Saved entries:

---------------

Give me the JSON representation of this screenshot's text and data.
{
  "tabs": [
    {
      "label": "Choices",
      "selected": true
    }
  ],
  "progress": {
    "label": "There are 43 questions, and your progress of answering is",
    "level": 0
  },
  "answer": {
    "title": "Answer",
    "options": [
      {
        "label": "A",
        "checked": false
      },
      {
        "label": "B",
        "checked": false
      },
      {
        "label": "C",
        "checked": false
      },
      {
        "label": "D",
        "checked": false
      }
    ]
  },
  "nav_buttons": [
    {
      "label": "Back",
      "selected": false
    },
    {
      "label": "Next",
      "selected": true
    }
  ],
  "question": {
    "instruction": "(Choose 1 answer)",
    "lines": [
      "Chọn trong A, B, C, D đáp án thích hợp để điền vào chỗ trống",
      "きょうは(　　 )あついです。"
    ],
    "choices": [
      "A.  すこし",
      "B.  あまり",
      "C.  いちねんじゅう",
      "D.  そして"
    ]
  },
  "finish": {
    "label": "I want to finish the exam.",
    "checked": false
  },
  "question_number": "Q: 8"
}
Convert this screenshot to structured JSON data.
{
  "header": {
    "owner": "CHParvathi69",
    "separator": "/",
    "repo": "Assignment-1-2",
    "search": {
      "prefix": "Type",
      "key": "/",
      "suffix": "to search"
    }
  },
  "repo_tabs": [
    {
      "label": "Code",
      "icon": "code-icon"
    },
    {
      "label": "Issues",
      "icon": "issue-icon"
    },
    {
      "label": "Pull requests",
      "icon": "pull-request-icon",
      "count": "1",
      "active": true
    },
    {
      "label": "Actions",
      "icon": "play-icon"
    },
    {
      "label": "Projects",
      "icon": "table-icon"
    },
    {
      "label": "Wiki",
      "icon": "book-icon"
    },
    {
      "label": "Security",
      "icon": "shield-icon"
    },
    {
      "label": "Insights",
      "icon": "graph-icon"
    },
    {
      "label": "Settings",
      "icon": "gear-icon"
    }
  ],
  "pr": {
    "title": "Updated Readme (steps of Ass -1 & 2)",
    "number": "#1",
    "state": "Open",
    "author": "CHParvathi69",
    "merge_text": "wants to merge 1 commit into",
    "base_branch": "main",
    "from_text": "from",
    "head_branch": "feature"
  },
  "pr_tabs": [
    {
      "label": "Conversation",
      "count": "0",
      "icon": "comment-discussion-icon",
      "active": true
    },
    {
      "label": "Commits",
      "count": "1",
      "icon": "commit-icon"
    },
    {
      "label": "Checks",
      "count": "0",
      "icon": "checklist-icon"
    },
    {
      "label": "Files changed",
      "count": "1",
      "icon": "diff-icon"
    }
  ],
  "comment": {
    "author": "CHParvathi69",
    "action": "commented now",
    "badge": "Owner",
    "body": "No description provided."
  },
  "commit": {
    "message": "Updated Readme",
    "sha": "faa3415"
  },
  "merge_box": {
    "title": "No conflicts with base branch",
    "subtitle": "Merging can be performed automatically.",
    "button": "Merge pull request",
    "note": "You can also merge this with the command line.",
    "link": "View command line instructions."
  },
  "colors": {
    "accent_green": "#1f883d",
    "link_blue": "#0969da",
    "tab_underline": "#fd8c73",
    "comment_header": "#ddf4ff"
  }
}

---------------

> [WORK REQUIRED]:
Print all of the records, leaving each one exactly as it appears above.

> [OUTPUT OF THE TASK]:
Give me the JSON representation of this screenshot's text and data.
{
  "tabs": [
    {
      "label": "Choices",
      "selected": true
    }
  ],
  "progress": {
    "label": "There are 43 questions, and your progress of answering is",
    "level": 0
  },
  "answer": {
    "title": "Answer",
    "options": [
      {
        "label": "A",
        "checked": false
      },
      {
        "label": "B",
        "checked": false
      },
      {
        "label": "C",
        "checked": false
      },
      {
        "label": "D",
        "checked": false
      }
    ]
  },
  "nav_buttons": [
    {
      "label": "Back",
      "selected": false
    },
    {
      "label": "Next",
      "selected": true
    }
  ],
  "question": {
    "instruction": "(Choose 1 answer)",
    "lines": [
      "Chọn trong A, B, C, D đáp án thích hợp để điền vào chỗ trống",
      "きょうは(　　 )あついです。"
    ],
    "choices": [
      "A.  すこし",
      "B.  あまり",
      "C.  いちねんじゅう",
      "D.  そして"
    ]
  },
  "finish": {
    "label": "I want to finish the exam.",
    "checked": false
  },
  "question_number": "Q: 8"
}
Convert this screenshot to structured JSON data.
{
  "header": {
    "owner": "CHParvathi69",
    "separator": "/",
    "repo": "Assignment-1-2",
    "search": {
      "prefix": "Type",
      "key": "/",
      "suffix": "to search"
    }
  },
  "repo_tabs": [
    {
      "label": "Code",
      "icon": "code-icon"
    },
    {
      "label": "Issues",
      "icon": "issue-icon"
    },
    {
      "label": "Pull requests",
      "icon": "pull-request-icon",
      "count": "1",
      "active": true
    },
    {
      "label": "Actions",
      "icon": "play-icon"
    },
    {
      "label": "Projects",
      "icon": "table-icon"
    },
    {
      "label": "Wiki",
      "icon": "book-icon"
    },
    {
      "label": "Security",
      "icon": "shield-icon"
    },
    {
      "label": "Insights",
      "icon": "graph-icon"
    },
    {
      "label": "Settings",
      "icon": "gear-icon"
    }
  ],
  "pr": {
    "title": "Updated Readme (steps of Ass -1 & 2)",
    "number": "#1",
    "state": "Open",
    "author": "CHParvathi69",
    "merge_text": "wants to merge 1 commit into",
    "base_branch": "main",
    "from_text": "from",
    "head_branch": "feature"
  },
  "pr_tabs": [
    {
      "label": "Conversation",
      "count": "0",
      "icon": "comment-discussion-icon",
      "active": true
    },
    {
      "label": "Commits",
      "count": "1",
      "icon": "commit-icon"
    },
    {
      "label": "Checks",
      "count": "0",
      "icon": "checklist-icon"
    },
    {
      "label": "Files changed",
      "count": "1",
      "icon": "diff-icon"
    }
  ],
  "comment": {
    "author": "CHParvathi69",
    "action": "commented now",
    "badge": "Owner",
    "body": "No description provided."
  },
  "commit": {
    "message": "Updated Readme",
    "sha": "faa3415"
  },
  "merge_box": {
    "title": "No conflicts with base branch",
    "subtitle": "Merging can be performed automatically.",
    "button": "Merge pull request",
    "note": "You can also merge this with the command line.",
    "link": "View command line instructions."
  },
  "colors": {
    "accent_green": "#1f883d",
    "link_blue": "#0969da",
    "tab_underline": "#fd8c73",
    "comment_header": "#ddf4ff"
  }
}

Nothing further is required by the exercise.